EU Referendum

Booker: Germany falling?


Booker euro 782-bim.jpg

While attention in this country was focused on the "delights" of the Limpiks, writes Booker, almost wholly unnoticed here has been the extraordinary drama unfolding in Germany – portending a truly seismic shift in the history of the European Union.

With that, the Germans have at last peered into the abyss that opens in front of them as a result of pouring all that money into the coffers of their eurozone partners. And to say that they don't like what they see is a wild understatement.

Reported daily in such papers as Die Welt, Handelsblatt and Der Spiegel, a succession of politicians, financiers and commentators have concluded that, with Greece about to go bankrupt and Spain and Italy to follow, enough is enough.

Most of them argue that Greece must be allowed to leave the euro, and there is popular support for the idea, Many would like to see Spain, Italy and others leave.

So dire has this crisis become – with one senior politician estimating Germany's potential liability at more than $1 trillion – that voices are now being raised to say that the only practical solution to this mess would be for Germany itself to abandon the euro.

This is by no means a new suggestion, but when it makes the front page of Handlesblatt, there is a sense that we have passed to point of no return. And with the German departure, the rest of the eurozone could be left to sink or swim with a currency which, without Germany's backing, would face a massive devaluation.

These are the issues which we have been following on the blog (go to the "archive" link, and then do a search for the keyword "eurocrash") but, as Booker points out, one of the oddest features of this crisis is how little it has been reported outside Germany.

However, we do not need to be too shifty about this. It is not only the British media that has gone AWOL. Most of the European media – and well as the US and the English-speaking world - has been ignoring a drama in Germany which has precipitated an unprecedented torrent over hostile coverage on the single currency.

This is partly because so much is fogged by the public show put on by other European players, notably the Commission and the head of the European Central Bank, to promote the idea that "the euro cannot be allowed to fail". 

Partly, also, the issue has been left to economics and business writers, who understand little of the politics, and rely far too much on market analysts who know little of the issues and less of the history.

Without a firm grounding in the history of the project, it is easy to fall into the trap of believing the single currency is an economic project gone wrong, instead of the supreme symbol of the European project's overriding aim, to weld the countries of Europe together in full fiscal and political union.

Furthermore, without understanding the political issues, and that planned development require a major new treaty, with a further massive surrender of national sovereignty, it is easy to be misled by market signals.

However, the likelihood of such a treaty being ratified – since it would require a slew of referendums, several of which would probably be lost – is remote, and certainly not in time to affect the course of the crisis - as Otmar Issing points out in an earlier piece.

Crucially, such a treaty would have to be ratified by Germany itself, and next month her constitutional court will rule on whether the precursor step of the ESM would be a breach of her Basic Law, which forbids any surrender of sovereignty to an outside power.

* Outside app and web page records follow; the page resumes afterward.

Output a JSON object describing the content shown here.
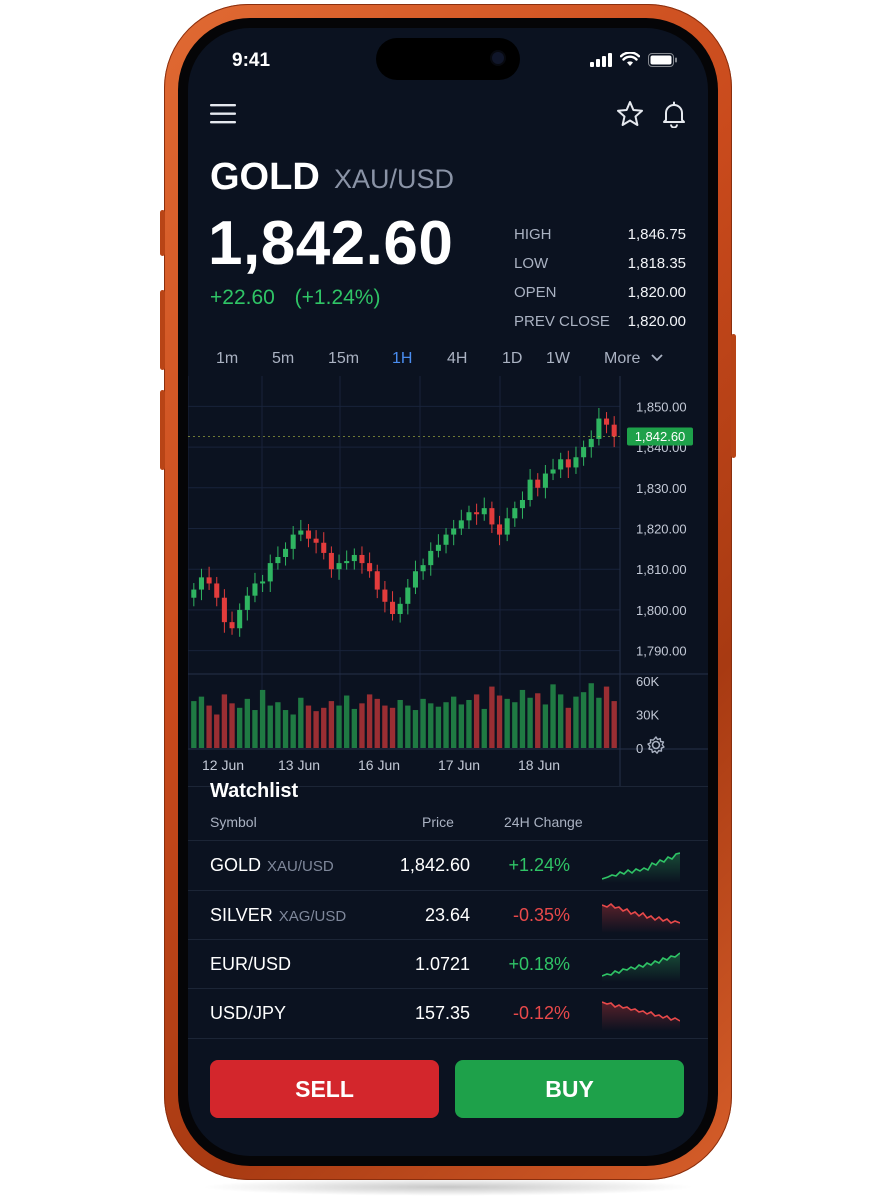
{
  "status": {
    "time": "9:41"
  },
  "header": {
    "icons": [
      "menu-icon",
      "star-icon",
      "bell-icon"
    ]
  },
  "instrument": {
    "symbol": "GOLD",
    "pair": "XAU/USD",
    "price": "1,842.60",
    "change": "+22.60",
    "change_pct": "(+1.24%)"
  },
  "stats": [
    {
      "label": "HIGH",
      "value": "1,846.75"
    },
    {
      "label": "LOW",
      "value": "1,818.35"
    },
    {
      "label": "OPEN",
      "value": "1,820.00"
    },
    {
      "label": "PREV CLOSE",
      "value": "1,820.00"
    }
  ],
  "timeframes": {
    "items": [
      "1m",
      "5m",
      "15m",
      "1H",
      "4H",
      "1D",
      "1W",
      "More"
    ],
    "active": "1H"
  },
  "chart": {
    "price_axis": [
      "1,850.00",
      "1,840.00",
      "1,830.00",
      "1,820.00",
      "1,810.00",
      "1,800.00",
      "1,790.00"
    ],
    "current_price_tag": "1,842.60",
    "volume_axis": [
      "60K",
      "30K",
      "0"
    ],
    "date_labels": [
      "12 Jun",
      "13 Jun",
      "16 Jun",
      "17 Jun",
      "18 Jun"
    ],
    "up_color": "#2fb561",
    "down_color": "#e23c3c"
  },
  "chart_data": {
    "type": "candlestick",
    "ylim": [
      1785,
      1855
    ],
    "volume_ylim": [
      0,
      60000
    ],
    "last_price": 1842.6,
    "x_ticks": [
      "12 Jun",
      "13 Jun",
      "16 Jun",
      "17 Jun",
      "18 Jun"
    ],
    "close": [
      1805.0,
      1808.0,
      1806.5,
      1803.0,
      1797.0,
      1795.5,
      1800.0,
      1803.5,
      1806.5,
      1807.0,
      1811.5,
      1813.0,
      1815.0,
      1818.5,
      1819.5,
      1817.5,
      1816.5,
      1814.0,
      1810.0,
      1811.5,
      1812.0,
      1813.5,
      1811.5,
      1809.5,
      1805.0,
      1802.0,
      1799.0,
      1801.5,
      1805.5,
      1809.5,
      1811.0,
      1814.5,
      1816.0,
      1818.5,
      1820.0,
      1822.0,
      1824.0,
      1823.5,
      1825.0,
      1821.0,
      1818.5,
      1822.5,
      1825.0,
      1827.0,
      1832.0,
      1830.0,
      1833.5,
      1834.5,
      1837.0,
      1835.0,
      1837.5,
      1840.0,
      1842.0,
      1847.0,
      1845.5,
      1842.6
    ],
    "open": [
      1803.0,
      1805.0,
      1808.0,
      1806.5,
      1803.0,
      1797.0,
      1795.5,
      1800.0,
      1803.5,
      1806.5,
      1807.0,
      1811.5,
      1813.0,
      1815.0,
      1818.5,
      1819.5,
      1817.5,
      1816.5,
      1814.0,
      1810.0,
      1811.5,
      1812.0,
      1813.5,
      1811.5,
      1809.5,
      1805.0,
      1802.0,
      1799.0,
      1801.5,
      1805.5,
      1809.5,
      1811.0,
      1814.5,
      1816.0,
      1818.5,
      1820.0,
      1822.0,
      1824.0,
      1823.5,
      1825.0,
      1821.0,
      1818.5,
      1822.5,
      1825.0,
      1827.0,
      1832.0,
      1830.0,
      1833.5,
      1834.5,
      1837.0,
      1835.0,
      1837.5,
      1840.0,
      1842.0,
      1847.0,
      1845.5
    ],
    "volume_k": [
      42,
      46,
      38,
      30,
      48,
      40,
      36,
      44,
      34,
      52,
      38,
      41,
      34,
      30,
      45,
      38,
      33,
      36,
      42,
      38,
      47,
      35,
      40,
      48,
      44,
      38,
      36,
      43,
      38,
      34,
      44,
      40,
      37,
      41,
      46,
      39,
      43,
      48,
      35,
      55,
      47,
      44,
      41,
      52,
      45,
      49,
      39,
      57,
      48,
      36,
      46,
      50,
      58,
      45,
      55,
      42
    ]
  },
  "watchlist": {
    "title": "Watchlist",
    "headers": {
      "symbol": "Symbol",
      "price": "Price",
      "change": "24H Change"
    },
    "rows": [
      {
        "symbol": "GOLD",
        "pair": "XAU/USD",
        "price": "1,842.60",
        "change": "+1.24%",
        "trend": "up"
      },
      {
        "symbol": "SILVER",
        "pair": "XAG/USD",
        "price": "23.64",
        "change": "-0.35%",
        "trend": "down"
      },
      {
        "symbol": "EUR/USD",
        "pair": "",
        "price": "1.0721",
        "change": "+0.18%",
        "trend": "up"
      },
      {
        "symbol": "USD/JPY",
        "pair": "",
        "price": "157.35",
        "change": "-0.12%",
        "trend": "down"
      }
    ]
  },
  "actions": {
    "sell": "SELL",
    "buy": "BUY"
  }
}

Not only that, Angela Merkel, facing an election next year, cannot afford to ignore the evidence of the polls – that a vast majority of her people say they have had enough of being expected to bail out their failing neighbours indefinitely. Thus, Merkel herself concedes that the election will be fought over "Europe".

Without question, says Booker, this is by far the gravest crisis the "project" has ever faced. But it is one which it has hubristically brought on itself, with all the inevitability of a Greek tragedy. The gamble it took in the 1990s, to impose a common currency without first creating the political union without which (as was observed at the time) it could not work, is simply not paying off.

As telling as anything in this drama has been the silence of France, under its new president, François Hollande, who, if anything, sides with those who look to Germany to bail them out. Although the pair are to meet later this week, the "Franco-German motor" of integration appears to be dying – and with it the entire project it drove forward for 50 years.

As for us British, despite the "little England rhetoric" of those who argue that Britain can lead the way out of the mess that the EU has become, our politicians sit impotently on the sidelines, largely ignorant of the events occurring in German, and wholly irrelevant.

When the crash comes, though, it will draw us down with it, as in the coming months it makes front-page news across the world. But our politicians, and the "europlastic" community will be the last to realise – and completely unequipped to deal with the consequences.

The most likely outcome, it seems, will be that Britain will be the last country left in the EU, long after all the other members have departed, still obeying all the directives and regulations, and sending off our ministers to Brussels for their orders.

And the most likely trigger of the collapse will be Germany, a country which is finally recognising that membership of the EU is incompatible with democracy and, unlike the UK, looks set to do something about it.